Katie Ragsdale, Instructional Designer
Drake, Professor of Psychology, tasks students with communicating something about the learning objectives for the class and receives an eclectic assortment of submissions. One student created a narrated Google slide deck, another sketched it out, some created infographics, and others wrote poetry.
“I love seeing what they turn in and their creativity,” Drake said. “I make sure that they understand that it’s not about how artistic they are and how skilled they are. It’s about the process and learning as you make the choices and decisions.”
It’s a similar process for Drake in implementing these facets into her online courses. She may think of an idea and rely on the instructional designers to bring it to fruition.
“I don’t always know how to do something; I know what I want to do but may not know how to do it,” she explained. “I can come to the instructional designers and say how is this possible?” Will the technology let me do that? And how to effectively implement what you want in a way that will be engaging is a really helpful thing.”
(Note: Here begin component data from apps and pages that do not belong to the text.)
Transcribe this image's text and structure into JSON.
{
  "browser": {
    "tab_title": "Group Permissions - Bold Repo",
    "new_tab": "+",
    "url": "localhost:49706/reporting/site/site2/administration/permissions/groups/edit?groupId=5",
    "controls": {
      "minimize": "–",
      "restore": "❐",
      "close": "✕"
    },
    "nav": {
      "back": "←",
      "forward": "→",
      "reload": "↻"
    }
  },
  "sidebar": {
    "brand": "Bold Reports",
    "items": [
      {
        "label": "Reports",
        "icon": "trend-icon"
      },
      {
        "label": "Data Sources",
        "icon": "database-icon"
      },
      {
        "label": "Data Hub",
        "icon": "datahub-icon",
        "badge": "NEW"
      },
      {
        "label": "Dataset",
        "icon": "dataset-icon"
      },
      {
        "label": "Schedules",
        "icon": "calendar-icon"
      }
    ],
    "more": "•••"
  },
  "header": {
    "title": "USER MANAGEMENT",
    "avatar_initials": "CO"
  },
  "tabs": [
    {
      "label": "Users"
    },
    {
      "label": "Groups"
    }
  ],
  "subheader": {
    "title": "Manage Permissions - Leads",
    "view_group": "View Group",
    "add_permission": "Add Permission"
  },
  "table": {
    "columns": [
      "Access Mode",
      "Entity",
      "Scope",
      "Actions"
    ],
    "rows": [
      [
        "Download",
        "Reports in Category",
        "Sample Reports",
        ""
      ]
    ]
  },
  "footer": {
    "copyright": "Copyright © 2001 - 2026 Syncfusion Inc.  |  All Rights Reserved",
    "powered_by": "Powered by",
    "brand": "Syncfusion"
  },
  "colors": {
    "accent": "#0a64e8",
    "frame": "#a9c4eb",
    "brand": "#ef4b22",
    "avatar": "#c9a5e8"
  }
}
Professor of English Carol Martinson said she wanted to bring her literature course to the 21st century.
“Research papers are great. There’s a reason we write research papers,” Martinson said. “But I got with the instructional designer… we wanted to appeal to different learning styles. In addition to writing their literary argument on a play… now students can take the play and make a rap out of it, they can act it out, they can make a playbill, they can write a newspaper article about how this play is related to a current event.”
“It has been a great experience because some of the students who may not have thrived in writing another paper, thrived when doing this project,” she added, “and they are pretty phenomenal – I’m very proud of them.”
“We know from our studies in our field that if you can create connections with students, they will thrive,” Okwali said. “Ultimately, it is about our students – that is our mission at Polk State College.”
In addition to easy-to-navigate online classes and engaging course content, faculty and staff remain accessible to the students, whether it is through the basics such as phone calls and email, or through tools such as video conferencing and discussion boards within the College’s Learning management system Canvas, where the classes are housed.
We know from our studies in our field that if you can create connections with students, they will thrive. Ultimately, it is about our students – that is our mission at Polk State College.”
Carleigh Okwali, Instructional Designer
In Martinson’s First-Year Seminar course, which teaches college readiness for first-time-in-college students, she spends 30 minutes one-on-one with each student at the onset of the course in Big Blue Button through Canvas.
“When you get with a student one-on-one over video, you can understand their situation and get to know them,” she said. “They feel much more comfortable with me after that.”
Siler also utilizes Big Blue Button and emphasized meeting with students at their comfort levels.
“My students don’t always opt to turn their video on. I always turn my video on,” she explained. “They can reveal as much or as little of themselves as they want to and that’s just incredible. They don’t have to leave their house or wherever they are – they can be comfortable where they are.”
Moyer echoed this sentiment.
“I give students multiple ways to access me – I give them my cell phone number, I give them my Zoom office, I give them my office number, and create a flexible way for them to communicate with me,” he said. If they want to text me questions, that’s OK. If they want to meet with me face-to-face, they can do that. It has really helped students embrace me as their instructor in the online environment because that is one of the biggest challenges you have is bridging that gap and being able to connect with your students.”
“It’s my goal to keep Polk State competitive and relevant in the online environment,” Moyer added. “It is important that we embrace this modality and look at how we can expand it across all modalities to have them be an engaging experience.”